Hello, ladies. I am guest blogging over here, as I normally blog from When Did Life Get So Complicated? (jdmarriedtomd.blogspot.com). I love reading The Brown Girl Chronicles, and learning about the authors’ post-grad challenges and triumphs. It is nice to read about other people’s existential issues for a change.
Growing up Indian, I always knew what was expected of me. Make good grades in high school, do well in college, go to medical school, marry a Desi boy, be a perfect Desi wife, and have numerous Desi children. My life plan digressed slightly from this scheme. I went to law school instead of medical school and then married a White boy. But all was okay because I did it by the ripe old age of 25. My Mother was glad I was back on track.
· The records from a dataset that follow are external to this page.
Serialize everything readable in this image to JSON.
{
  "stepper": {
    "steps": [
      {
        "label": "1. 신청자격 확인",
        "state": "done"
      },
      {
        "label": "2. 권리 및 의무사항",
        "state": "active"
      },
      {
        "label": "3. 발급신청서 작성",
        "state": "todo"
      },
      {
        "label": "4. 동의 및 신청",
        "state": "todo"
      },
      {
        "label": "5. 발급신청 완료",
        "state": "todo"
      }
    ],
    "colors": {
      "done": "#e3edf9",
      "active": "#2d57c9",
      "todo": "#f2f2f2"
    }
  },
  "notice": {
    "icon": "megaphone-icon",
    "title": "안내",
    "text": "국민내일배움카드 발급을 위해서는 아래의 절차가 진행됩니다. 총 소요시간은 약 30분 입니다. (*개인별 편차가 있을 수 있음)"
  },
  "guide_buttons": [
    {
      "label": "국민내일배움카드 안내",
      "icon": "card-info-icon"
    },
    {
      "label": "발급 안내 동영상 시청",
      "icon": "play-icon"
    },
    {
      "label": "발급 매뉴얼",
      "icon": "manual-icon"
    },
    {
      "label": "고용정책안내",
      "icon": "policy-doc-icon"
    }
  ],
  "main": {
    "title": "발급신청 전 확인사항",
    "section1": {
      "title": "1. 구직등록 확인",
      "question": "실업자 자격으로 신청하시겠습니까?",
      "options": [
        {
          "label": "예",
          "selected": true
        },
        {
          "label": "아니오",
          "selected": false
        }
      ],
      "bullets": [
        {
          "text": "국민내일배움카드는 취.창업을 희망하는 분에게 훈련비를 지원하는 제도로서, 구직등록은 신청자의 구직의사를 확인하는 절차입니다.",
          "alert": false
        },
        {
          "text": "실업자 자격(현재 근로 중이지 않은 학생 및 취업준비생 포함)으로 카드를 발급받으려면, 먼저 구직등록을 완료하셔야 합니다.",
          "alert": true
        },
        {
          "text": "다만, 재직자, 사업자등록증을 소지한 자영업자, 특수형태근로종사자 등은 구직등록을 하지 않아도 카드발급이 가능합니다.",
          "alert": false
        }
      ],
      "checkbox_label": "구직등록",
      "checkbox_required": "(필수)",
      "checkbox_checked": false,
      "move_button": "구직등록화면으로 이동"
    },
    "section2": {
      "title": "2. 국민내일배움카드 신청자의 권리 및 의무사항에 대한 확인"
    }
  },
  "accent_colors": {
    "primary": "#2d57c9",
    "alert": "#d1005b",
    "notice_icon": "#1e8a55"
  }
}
Within a year of being married, my Mom started the baby questions. She started gently at first, with small questions here and there. Then she got my Dad in on it, who assured me it would help me bond with my husband. What the heck? I chose my husband because I love him, and that love is definitely enough. Then came my Grandmother, my dear Dadima, asking when oh when would she be able to see her grandchild, because her days are numbered and she wants to see the family “completed” before she dies. But I practically lost it when my Mom informed me, right before Ramadan, that she was praying for me to have a healthy baby boy.
And this is where Desi baby fever differs from, say, White baby fever, which I am sure my in-laws are experiencing themselves right now. Desi baby fever requires you to have a baby boy within 9 months after marriage (why not less? what do they have against preemies?). White baby fever requires you to have a baby, without regard to gender, a reasonable time after getting married. Since my husband and I have been married for two years, it may be reasonable to expect a baby to come forth. If my husband and I have a child, it will be the first grandchild on either side, so there is plenty of anticipation going around. What bothers me most about baby fever, Desi style, is that in some families, there is an expectation that they don’t want just any baby, they want a baby boy.
Culturally, a boy is a source of pride, bragging rights, less of a burden, and a form of social security during the parents’ old age. Everyone knows about gendercide in India and China, where male birth rates are higher thanks to abortions after sex determination (or worse, straight up murder). Culturally, and this isn’t true in every family, a female can be considered a burden, a source of derision, and generally a bad investment. I always considered my family very conservative in values but at least somewhat progressive when it comes to women’s rights. I was allowed to go away to college, and it was expected that I’d work outside the home after marriage. My Mom didn’t change her last name when she married my Dad. Signs of being progressive, right? So why were my parents kowtowing to old-fashioned, outdated, and completely wrong notion that having a boy would be better?
I guess some notions may be difficult to shake. As I have married outside my culture, race, and religion, these are not values that I plan on instilling in my child. A baby girl is just as much of a blessing as a baby boy. A baby girl can grow up to do anything. She can be the breadwinner and the bread maker, and look fabulous while doing it. A baby boy is not inherently special, as gender alone does not make you special. It is a social construct that has been used to oppress and label individuals. My husband and I will never buy into that game.
There are a lot of great scholarly articles out there about female infanticide/foeticide in India and all over the world, most notably Amartya Sen’s essay “More Than 100 Million Women Are Missing”. There is also a new documentary coming out, called “It’s a Girl” and the website is http://www.itsagirlmovie.com/. You can also catch an episode of Aamir Khan’s Satyamev Jayate on the issue with some stats and stories that will blow your mind, whether you’re generally aware of the issue or not.